“The Presidency of the State Security arrests 7 people for systematic action to overcome religious and national constants, to communicate suspiciously with external parties, to recruit people working in government sites, and to provide financial support to hostile elements abroad to undermine the security and stability of the Kingdom,” Saudi Interior Ministry confirmed in a message on Twitter early Saturday.

Though the reasons for the arrests were not clear, activists said the authorities were attempting to silence the women. In September 2017, the Royal Court of Saudi Arabia called the country’s prominent activists, including the ones detained and warned them not to speak to the media, they told HRW.

The calls were made the day the authorities announced the decision to end a decades-old ban on women driving cars in June this year. The authorities should release the activists immediately or charge them with a recognizable criminal offense, the rights defenders said.

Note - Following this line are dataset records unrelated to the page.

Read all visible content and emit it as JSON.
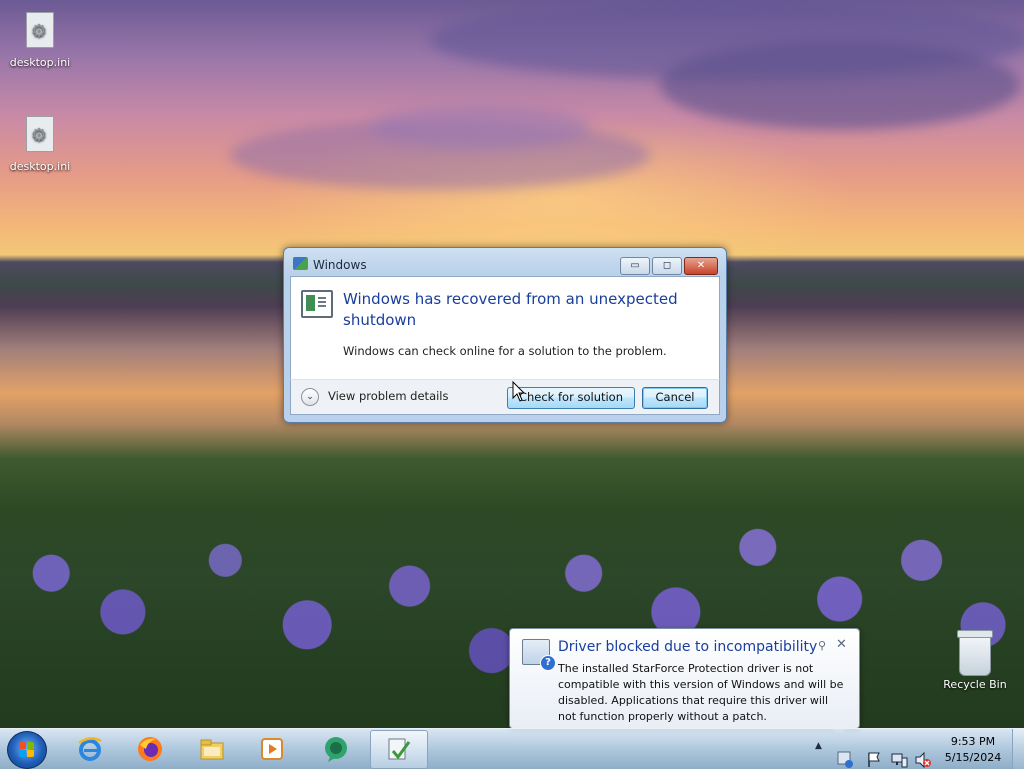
{
  "desktop": {
    "icons": [
      {
        "label": "desktop.ini"
      },
      {
        "label": "desktop.ini"
      },
      {
        "label": "Recycle Bin"
      }
    ]
  },
  "dialog": {
    "window_title": "Windows",
    "heading": "Windows has recovered from an unexpected shutdown",
    "message": "Windows can check online for a solution to the problem.",
    "details_label": "View problem details",
    "check_button": "Check for solution",
    "cancel_button": "Cancel",
    "minimize_glyph": "▭",
    "maximize_glyph": "◻",
    "close_glyph": "✕"
  },
  "notification": {
    "title": "Driver blocked due to incompatibility",
    "body": "The installed StarForce Protection driver is not compatible with this version of Windows and will be disabled.  Applications that require this driver will not function properly without a patch.",
    "close_glyph": "✕",
    "pin_glyph": "⚲"
  },
  "taskbar": {
    "pinned": [
      {
        "name": "internet-explorer-icon"
      },
      {
        "name": "firefox-icon"
      },
      {
        "name": "file-explorer-icon"
      },
      {
        "name": "media-player-icon"
      },
      {
        "name": "chat-app-icon"
      },
      {
        "name": "windows-problem-report-icon"
      }
    ],
    "tray_expand_glyph": "▲",
    "time": "9:53 PM",
    "date": "5/15/2024"
  },
  "colors": {
    "heading_blue": "#1a3e9c",
    "close_red": "#c7442b",
    "taskbar": "#a5bfd8"
  }
}
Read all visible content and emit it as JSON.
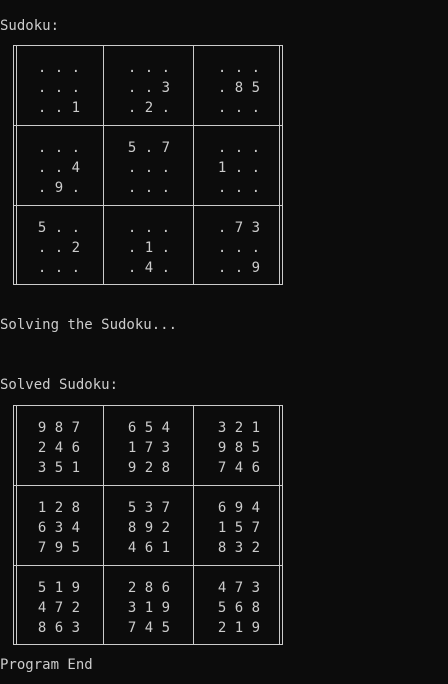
{
  "console": {
    "sudoku_label": "Sudoku:",
    "solving_label": "Solving the Sudoku...",
    "solved_label": "Solved Sudoku:",
    "end_label": "Program End"
  },
  "puzzle": {
    "boxes": [
      [
        ". . .",
        ". . .",
        ". . 1"
      ],
      [
        ". . .",
        ". . 3",
        ". 2 ."
      ],
      [
        ". . .",
        ". 8 5",
        ". . ."
      ],
      [
        ". . .",
        ". . 4",
        ". 9 ."
      ],
      [
        "5 . 7",
        ". . .",
        ". . ."
      ],
      [
        ". . .",
        "1 . .",
        ". . ."
      ],
      [
        "5 . .",
        ". . 2",
        ". . ."
      ],
      [
        ". . .",
        ". 1 .",
        ". 4 ."
      ],
      [
        ". 7 3",
        ". . .",
        ". . 9"
      ]
    ]
  },
  "solution": {
    "boxes": [
      [
        "9 8 7",
        "2 4 6",
        "3 5 1"
      ],
      [
        "6 5 4",
        "1 7 3",
        "9 2 8"
      ],
      [
        "3 2 1",
        "9 8 5",
        "7 4 6"
      ],
      [
        "1 2 8",
        "6 3 4",
        "7 9 5"
      ],
      [
        "5 3 7",
        "8 9 2",
        "4 6 1"
      ],
      [
        "6 9 4",
        "1 5 7",
        "8 3 2"
      ],
      [
        "5 1 9",
        "4 7 2",
        "8 6 3"
      ],
      [
        "2 8 6",
        "3 1 9",
        "7 4 5"
      ],
      [
        "4 7 3",
        "5 6 8",
        "2 1 9"
      ]
    ]
  },
  "colors": {
    "background": "#0c0c0c",
    "text": "#cccccc"
  }
}
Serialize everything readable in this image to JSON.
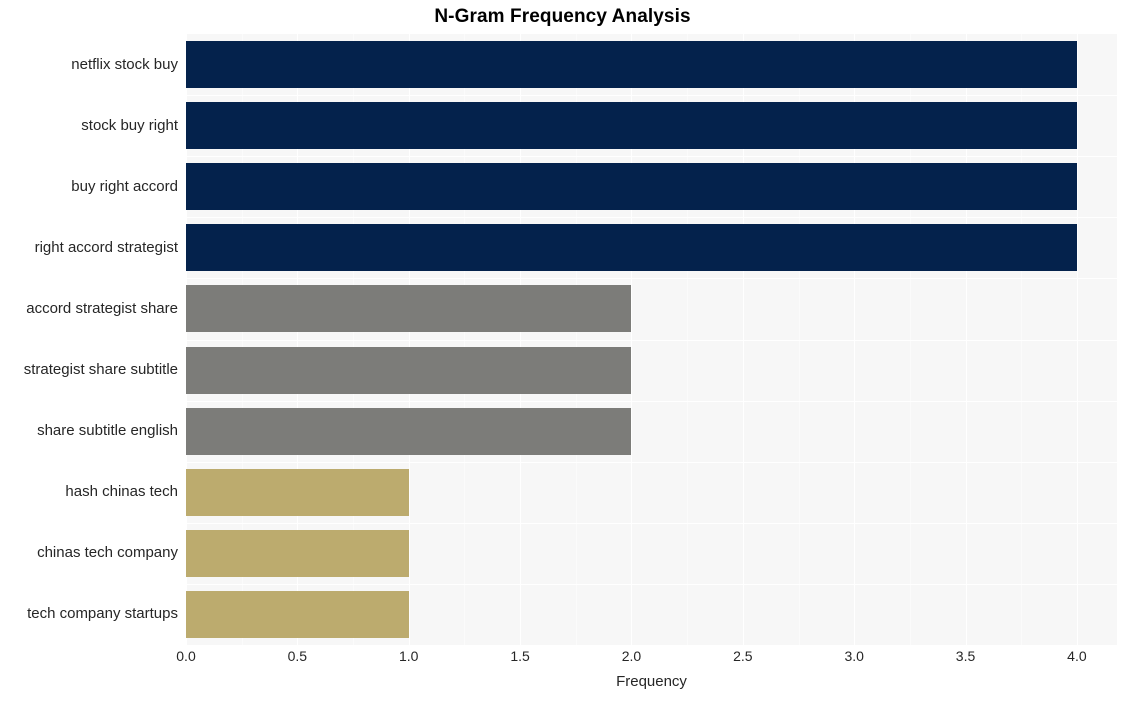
{
  "chart_data": {
    "type": "bar",
    "orientation": "horizontal",
    "title": "N-Gram Frequency Analysis",
    "xlabel": "Frequency",
    "ylabel": "",
    "xlim": [
      0,
      4.18
    ],
    "xticks": [
      "0.0",
      "0.5",
      "1.0",
      "1.5",
      "2.0",
      "2.5",
      "3.0",
      "3.5",
      "4.0"
    ],
    "xtick_values": [
      0.0,
      0.5,
      1.0,
      1.5,
      2.0,
      2.5,
      3.0,
      3.5,
      4.0
    ],
    "grid": true,
    "legend": "none",
    "categories": [
      "netflix stock buy",
      "stock buy right",
      "buy right accord",
      "right accord strategist",
      "accord strategist share",
      "strategist share subtitle",
      "share subtitle english",
      "hash chinas tech",
      "chinas tech company",
      "tech company startups"
    ],
    "values": [
      4,
      4,
      4,
      4,
      2,
      2,
      2,
      1,
      1,
      1
    ],
    "bar_colors": [
      "#04224c",
      "#04224c",
      "#04224c",
      "#04224c",
      "#7c7c79",
      "#7c7c79",
      "#7c7c79",
      "#bcab6e",
      "#bcab6e",
      "#bcab6e"
    ],
    "plot_background": "#f7f7f7",
    "grid_color": "#ffffff",
    "text_color": "#262626"
  }
}
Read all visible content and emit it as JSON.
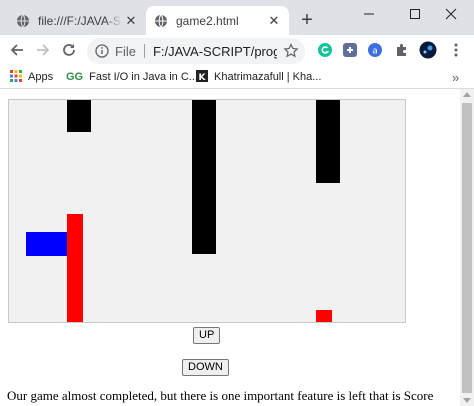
{
  "browser": {
    "tabs": [
      {
        "title": "file:///F:/JAVA-SCRIPT/",
        "active": false,
        "favicon": "globe-icon"
      },
      {
        "title": "game2.html",
        "active": true,
        "favicon": "globe-icon"
      }
    ],
    "new_tab_icon": "plus-icon",
    "window_controls": [
      "minimize-icon",
      "maximize-icon",
      "close-icon"
    ],
    "address": {
      "scheme_label": "File",
      "url": "F:/JAVA-SCRIPT/progr..."
    },
    "extensions": [
      "grammarly-icon",
      "puzzle-ext-icon",
      "circle-a-icon",
      "puzzle-icon",
      "profile-avatar"
    ],
    "bookmarks": [
      {
        "label": "Apps",
        "icon": "apps-grid-icon"
      },
      {
        "label": "Fast I/O in Java in C...",
        "icon": "gfg-icon"
      },
      {
        "label": "Khatrimazafull | Kha...",
        "icon": "k-icon"
      }
    ],
    "bookmarks_more": "»"
  },
  "game": {
    "colors": {
      "background": "#f1f1f1",
      "obstacle_top": "#000000",
      "obstacle_bottom": "#ff0000",
      "player": "#0000ff"
    },
    "up_label": "UP",
    "down_label": "DOWN"
  },
  "page": {
    "text": "Our game almost completed, but there is one important feature is left that is Score"
  }
}
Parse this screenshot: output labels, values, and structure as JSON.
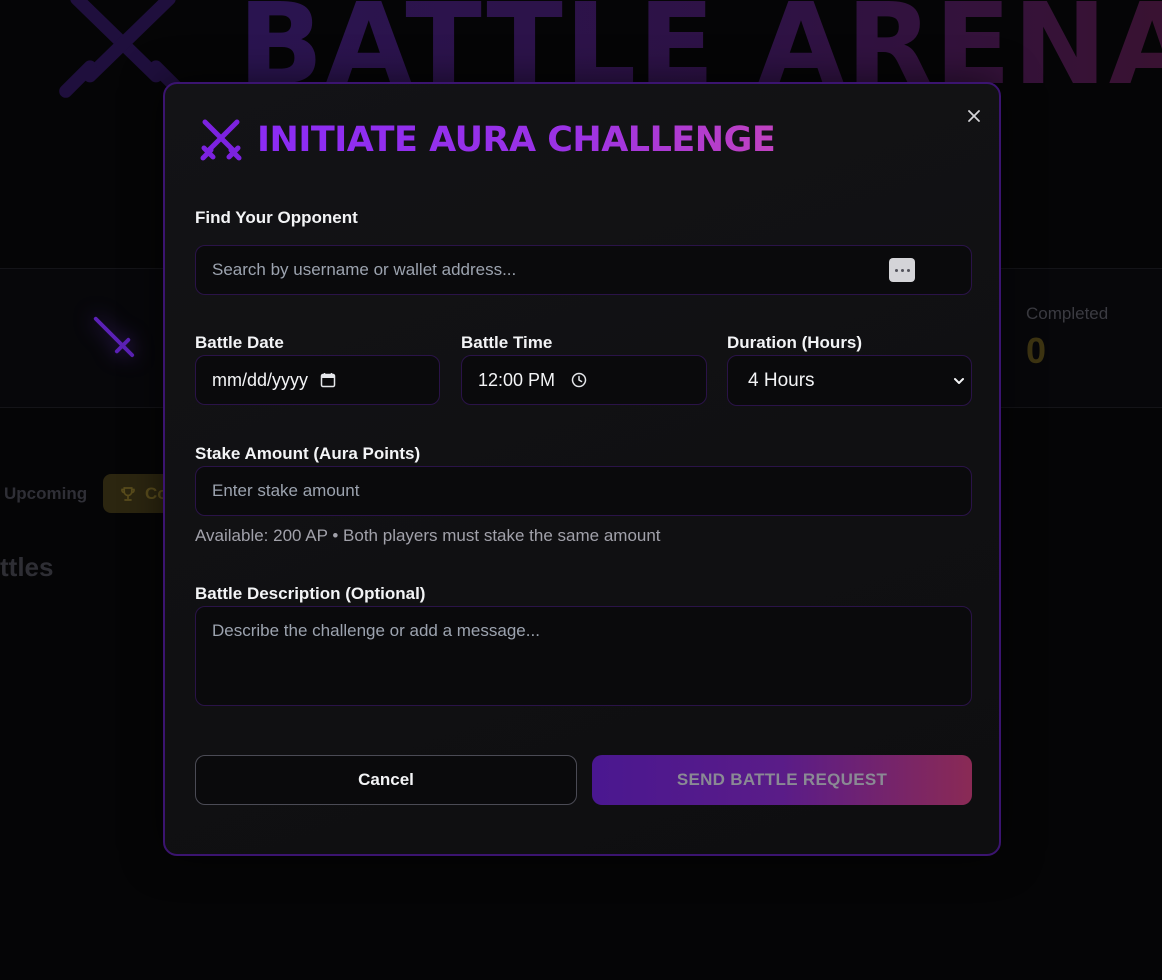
{
  "background": {
    "title": "BATTLE ARENA",
    "completed_label": "Completed",
    "completed_value": "0",
    "tab_upcoming": "Upcoming",
    "tab_completed_partial": "Co",
    "section_heading_partial": "ttles"
  },
  "modal": {
    "title": "INITIATE AURA CHALLENGE",
    "opponent": {
      "label": "Find Your Opponent",
      "placeholder": "Search by username or wallet address..."
    },
    "date": {
      "label": "Battle Date",
      "value": "mm/dd/yyyy"
    },
    "time": {
      "label": "Battle Time",
      "value": "12:00 PM"
    },
    "duration": {
      "label": "Duration (Hours)",
      "selected": "4 Hours"
    },
    "stake": {
      "label": "Stake Amount (Aura Points)",
      "placeholder": "Enter stake amount",
      "helper": "Available: 200 AP • Both players must stake the same amount"
    },
    "description": {
      "label": "Battle Description (Optional)",
      "placeholder": "Describe the challenge or add a message..."
    },
    "cancel_label": "Cancel",
    "send_label": "SEND BATTLE REQUEST"
  },
  "colors": {
    "accent_purple": "#8b2cf5",
    "accent_pink": "#c042c0",
    "border_purple": "#3b1470",
    "send_gradient_start": "#4a1790",
    "send_gradient_end": "#8a2a55"
  }
}
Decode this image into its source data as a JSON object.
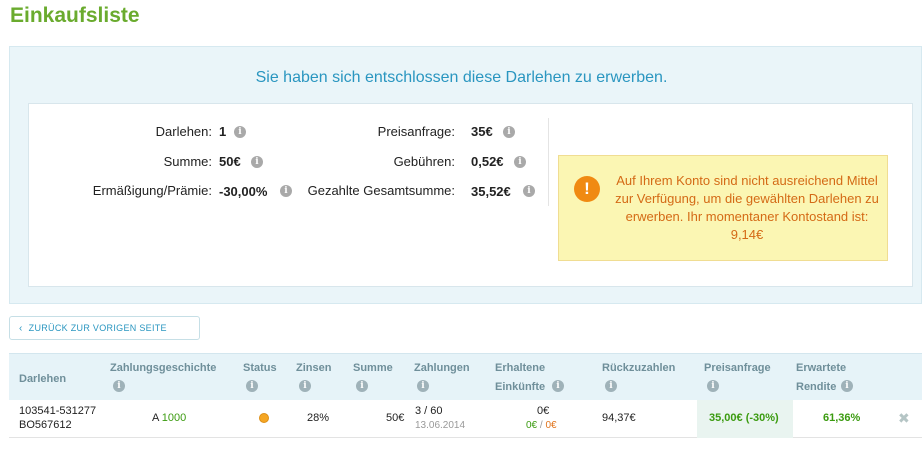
{
  "page": {
    "title": "Einkaufsliste"
  },
  "summary": {
    "heading": "Sie haben sich entschlossen diese Darlehen zu erwerben.",
    "left_stats": [
      {
        "label": "Darlehen:",
        "value": "1"
      },
      {
        "label": "Summe:",
        "value": "50€"
      },
      {
        "label": "Ermäßigung/Prämie:",
        "value": "-30,00%"
      }
    ],
    "right_stats": [
      {
        "label": "Preisanfrage:",
        "value": "35€"
      },
      {
        "label": "Gebühren:",
        "value": "0,52€"
      },
      {
        "label": "Gezahlte Gesamtsumme:",
        "value": "35,52€"
      }
    ],
    "warning": "Auf Ihrem Konto sind nicht ausreichend Mittel zur Verfügung, um die gewählten Darlehen zu erwerben. Ihr momentaner Kontostand ist: 9,14€"
  },
  "back_button": {
    "label": "ZURÜCK ZUR VORIGEN SEITE"
  },
  "table": {
    "headers": {
      "darlehen": "Darlehen",
      "zahlungsgeschichte": "Zahlungsgeschichte",
      "status": "Status",
      "zinsen": "Zinsen",
      "summe": "Summe",
      "zahlungen": "Zahlungen",
      "erhaltene_1": "Erhaltene",
      "erhaltene_2": "Einkünfte",
      "rueckzuzahlen": "Rückzuzahlen",
      "preisanfrage": "Preisanfrage",
      "rendite_1": "Erwartete",
      "rendite_2": "Rendite"
    },
    "row": {
      "loan_id": "103541-531277",
      "loan_code": "BO567612",
      "history_grade": "A",
      "history_score": "1000",
      "status_color": "#f5a623",
      "zinsen": "28%",
      "summe": "50€",
      "zahlungen": "3 / 60",
      "zahlungen_date": "13.06.2014",
      "einkuenfte": "0€",
      "einkuenfte_a": "0€",
      "einkuenfte_sep": " / ",
      "einkuenfte_b": "0€",
      "rueckzuzahlen": "94,37€",
      "preisanfrage": "35,00€ (-30%)",
      "rendite": "61,36%"
    }
  },
  "icons": {
    "info": "i",
    "warning": "!",
    "back": "‹",
    "remove": "✖"
  }
}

saudi A Saudi woman practices driving in Riyadh ahead of the lifting of a ban on women driving in Saudi Arabia in the summer, April 29, 2018. In September 2017, a royal decree announced the end of a ban on women driving - the only one of its kind in the world - by June 2018. Photo: YOUSEF DOUBISI/AFP/Getty Images

Lifting the ban on women driving is one of the recent reforms credited to Mohammad bin Salman, the 32-year-old crown prince of the country. Following the announcement in September last year, many driving schools were opened, new regulations instituted and women traffic police personnel were hired in preparation.

His other reforms include allowing women to start their own business without permission of a man.

Sarah Leah Whitson, Middle East director at Human Rights Watch, said, “Crown Prince Mohammad bin Salman’s ‘reform campaign’ has been a frenzy of fear for genuine Saudi reformers who dare to advocate publicly for human rights or women’s empowerment.”

“The message is clear that anyone expressing skepticism about the crown prince’s rights agenda faces time in jail,” she added.

Activists said the move shows the administration is not keen on encouraging activism, which is forbidden in the kingdom, and is trying not to upset of religious conservatives opposed to modernization, reported Reuters.

Eman al-Nafjan and Lujain al-Hathloul, along with two male activists are among the arrested. the others have not been identified. These activists have been for long campaigning against the ban on women driving and the discriminatory male guardianship law, which requires women to obtain permission from their fathers, brothers, husbands or even sons for a host of life decisions including traveling, marrying and obtaining passport. In September 2016, they signed a petition along with 14,000 others to ban male guardianship in the kingdom.

al-Hathloul was arrested in 2014 for attempting to cross to Saudi in a car from Abu Dhabi, United Arab Emirates. She was at a juvenile detention center for 73 days before being released in February 2015.